Theatre journalist Rina Vergano talks to actress Molly Taylor and assistant director Emily Reutlinger about ‘Faith Fall’ and about A Play, A Pie and a Pint migrating to Bristol.
How would you describe this play?
E: I would describe it as a really brilliant piece of storytelling, you get different takes on the same series of events from different characters. It deals in really big themes like what motivates us as far as love and death go, and the way in which people can change each other, not always for the better.
M: It’s a play that revolves around three characters and the blossoming and ending of a love affair. The character I play, Christina, is suffering from a terminal illness and when she meets Adam at a faith healer’s, they begin a relationship. Adam doesn’t have a faith, he’s a journalist doing research. As they tumble into a very passionate but finite love affair, she has to question her faith while Adam sees in the situation his version of the devil. The characters are really well-drawn and easy to identify with, although you don’t always like them. It’s a really good yarn, with a mythological resonance.
It sounds like quite a dark play
E: Describing it as a dark thriller isn’t really accurate, I’d describe it as more of a comedic drama – it finds the humour in the tragic. It’s actually really well balanced between dark and light, and I think that’s one of the questions it poses: how do you balance really big serious ideas with a lightness of perspective. It’s about a couple of ordinary people trying to balance big ideas about love, death and the devil within the everyday. It’s very much about a guy who falls in love with a girl who has cancer and the repercussions of it, taking something that could be quite sad and making it bigger than the two of them.

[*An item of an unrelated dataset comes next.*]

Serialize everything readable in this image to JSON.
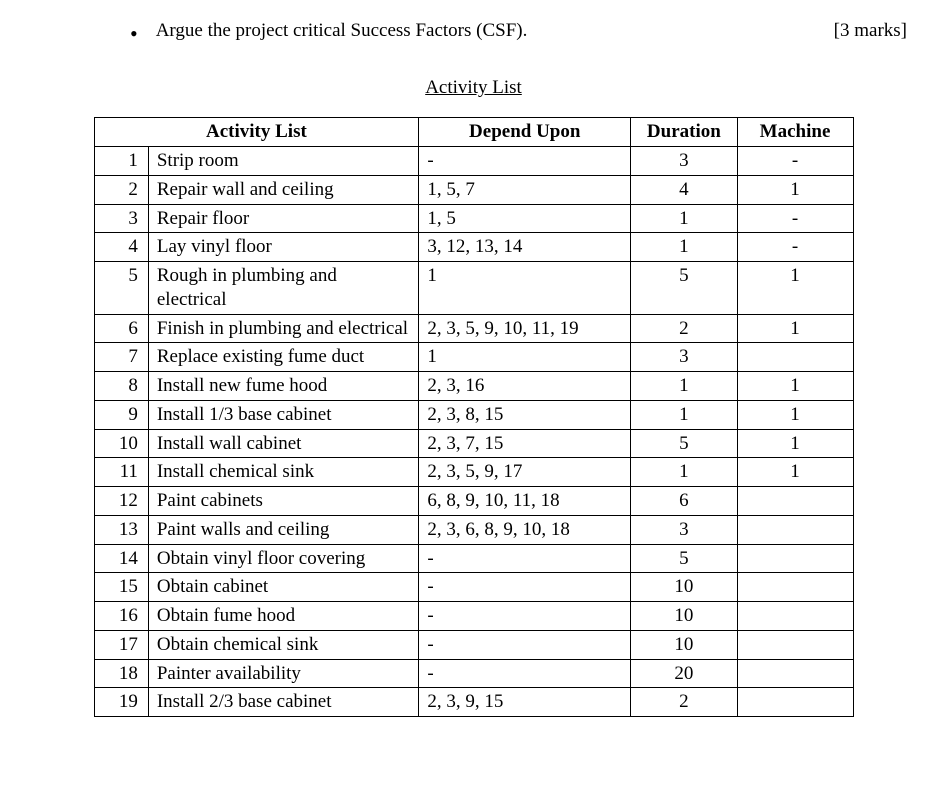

M: It sounds really meaty and heavy, but it has moments of warmth and insight too. It is quite funny and comic, it’s also understated and written with a deftness of touch. Frances the writer is tackling big themes – love, fear, guilt and the nature of faith – and what it’s like to have death in the room. Graham [McLaren, director] hasn’t presented it as a naturalistic piece of drama. It isn’t staged with traditional scenes, instead the characters talk directly to the audience, so it’s quite stylised in that way.

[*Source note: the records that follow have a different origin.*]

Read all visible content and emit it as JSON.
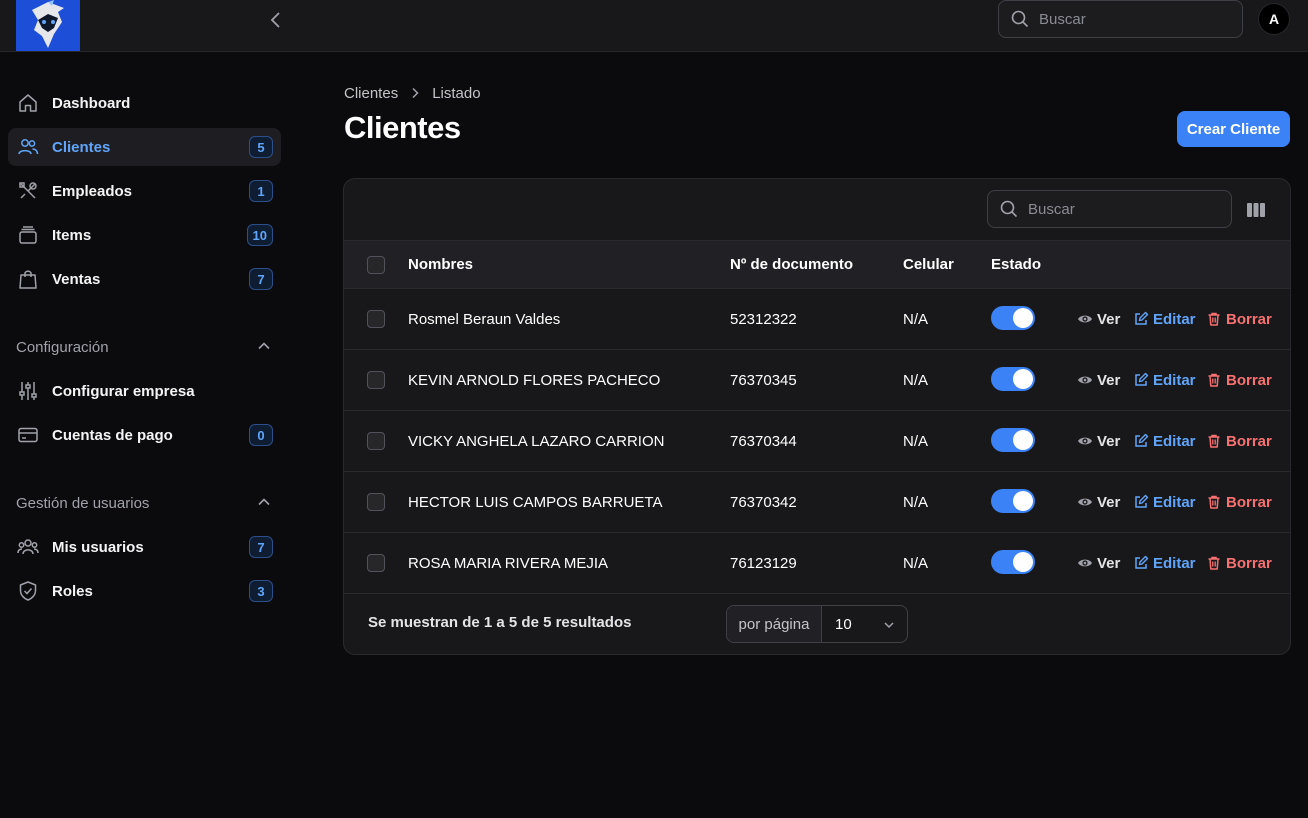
{
  "topbar": {
    "search_placeholder": "Buscar",
    "avatar_initial": "A"
  },
  "sidebar": {
    "items": [
      {
        "label": "Dashboard",
        "icon": "home-icon",
        "badge": null,
        "active": false
      },
      {
        "label": "Clientes",
        "icon": "users-icon",
        "badge": "5",
        "active": true
      },
      {
        "label": "Empleados",
        "icon": "tools-icon",
        "badge": "1",
        "active": false
      },
      {
        "label": "Items",
        "icon": "box-icon",
        "badge": "10",
        "active": false
      },
      {
        "label": "Ventas",
        "icon": "shopping-bag-icon",
        "badge": "7",
        "active": false
      }
    ],
    "groups": [
      {
        "title": "Configuración",
        "items": [
          {
            "label": "Configurar empresa",
            "icon": "sliders-icon",
            "badge": null
          },
          {
            "label": "Cuentas de pago",
            "icon": "credit-card-icon",
            "badge": "0"
          }
        ]
      },
      {
        "title": "Gestión de usuarios",
        "items": [
          {
            "label": "Mis usuarios",
            "icon": "user-group-icon",
            "badge": "7"
          },
          {
            "label": "Roles",
            "icon": "shield-check-icon",
            "badge": "3"
          }
        ]
      }
    ]
  },
  "breadcrumb": {
    "parent": "Clientes",
    "current": "Listado"
  },
  "page": {
    "title": "Clientes",
    "create_label": "Crear Cliente"
  },
  "table": {
    "search_placeholder": "Buscar",
    "columns": {
      "name": "Nombres",
      "document": "Nº de documento",
      "phone": "Celular",
      "status": "Estado"
    },
    "actions": {
      "view": "Ver",
      "edit": "Editar",
      "delete": "Borrar"
    },
    "rows": [
      {
        "name": "Rosmel Beraun Valdes",
        "document": "52312322",
        "phone": "N/A",
        "active": true
      },
      {
        "name": "KEVIN ARNOLD FLORES PACHECO",
        "document": "76370345",
        "phone": "N/A",
        "active": true
      },
      {
        "name": "VICKY ANGHELA LAZARO CARRION",
        "document": "76370344",
        "phone": "N/A",
        "active": true
      },
      {
        "name": "HECTOR LUIS CAMPOS BARRUETA",
        "document": "76370342",
        "phone": "N/A",
        "active": true
      },
      {
        "name": "ROSA MARIA RIVERA MEJIA",
        "document": "76123129",
        "phone": "N/A",
        "active": true
      }
    ],
    "footer_text": "Se muestran de 1 a 5 de 5 resultados",
    "per_page_label": "por página",
    "per_page_value": "10"
  },
  "colors": {
    "accent": "#3b82f6",
    "accent_text": "#60a5fa",
    "danger": "#f87171",
    "background": "#0b0b0e",
    "surface": "#18181b"
  }
}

How did it go down at Oran Mor?
E: Lots of people said it’s the best show they’ve ever seen there. It gets a really lively response from an audience: one minute they’re laughing, then they’re crying, then laughing again despite themselves – so it’s pretty enjoyable. It got very good press, with the notoriously discerning Joyce McMillan of The Scotsman calling it a perfect play: quite something, coming from her.
M: Lunchtime plays at Oran Mor are real fixture in the theatre scene in Glasgow, with a diverse audience of students, people from the industry, working people and retired people. The theatre is situated in quite a bohemian area, a bit like Tobacco Factory in Southville. So it’s great that Oran Mor has made this connection with TF as it’s one of their few initiatives with an English theatre. If they think that a play is really good they will look for other opportunities to get it out on the road or into other theatres such as Traverse and Dundee Rep. They’re also about to do a collaborative season with National Theatre of Scotland working with six young Chinese playwrights, as well as having done an ‘Arab Spring’ season back in April with young writers of Arabic extraction, in response to the social upheaval and political change sweeping the Arab world. So Oran Mor promote a diversity of voices and seek to connect with a wide range of writers who maybe wouldn’t get a foot in the door with most major theatres and companies. It’s really exciting stuff and audiences love it.

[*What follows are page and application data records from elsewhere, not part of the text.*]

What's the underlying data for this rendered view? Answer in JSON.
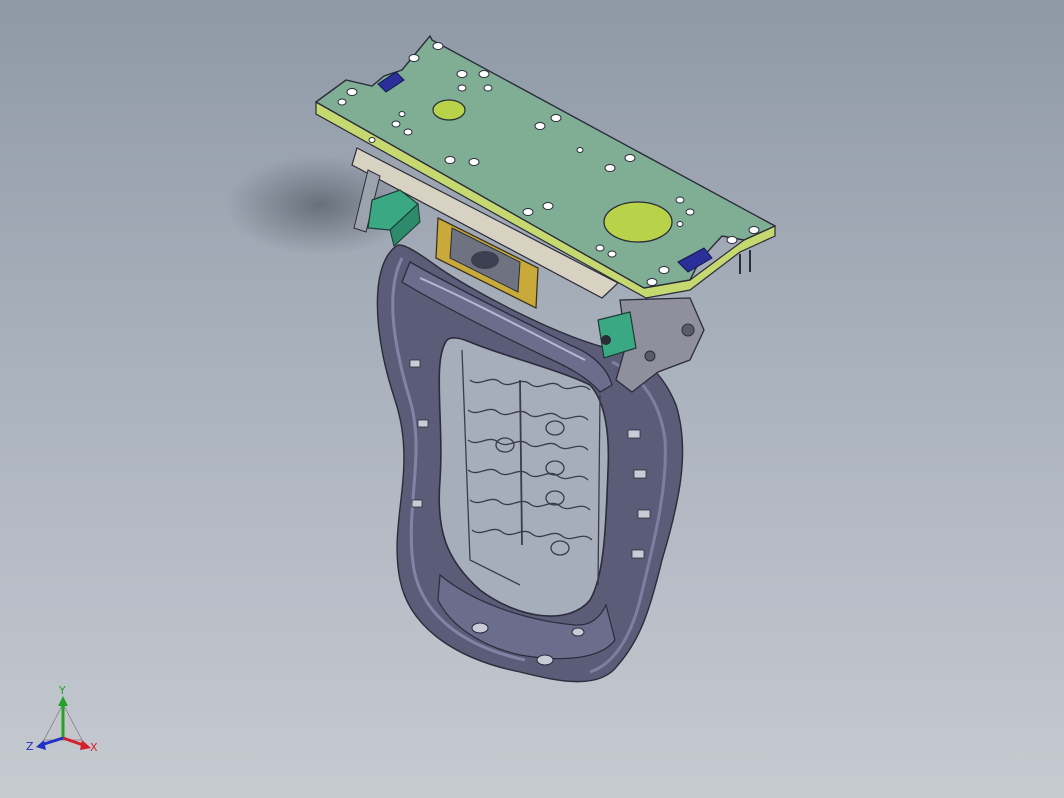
{
  "viewport": {
    "background_top": "#8f99a6",
    "background_bottom": "#c6cad1"
  },
  "model": {
    "frame_color": "#5b5c78",
    "plate_color": "#7fae95",
    "plate_edge_color": "#c6d870",
    "cutout_color": "#b8d24a",
    "block_color": "#3aa883",
    "bracket_color": "#c8a93a",
    "tab_color": "#2a2f9a"
  },
  "triad": {
    "x_label": "X",
    "y_label": "Y",
    "z_label": "Z",
    "x_color": "#d3202a",
    "y_color": "#22a32a",
    "z_color": "#2230c8"
  }
}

“As perfect a play as you could hope to see in the lunchtime ‘A Play, A Pie and A Pint’ season.” (**** The Scotsman)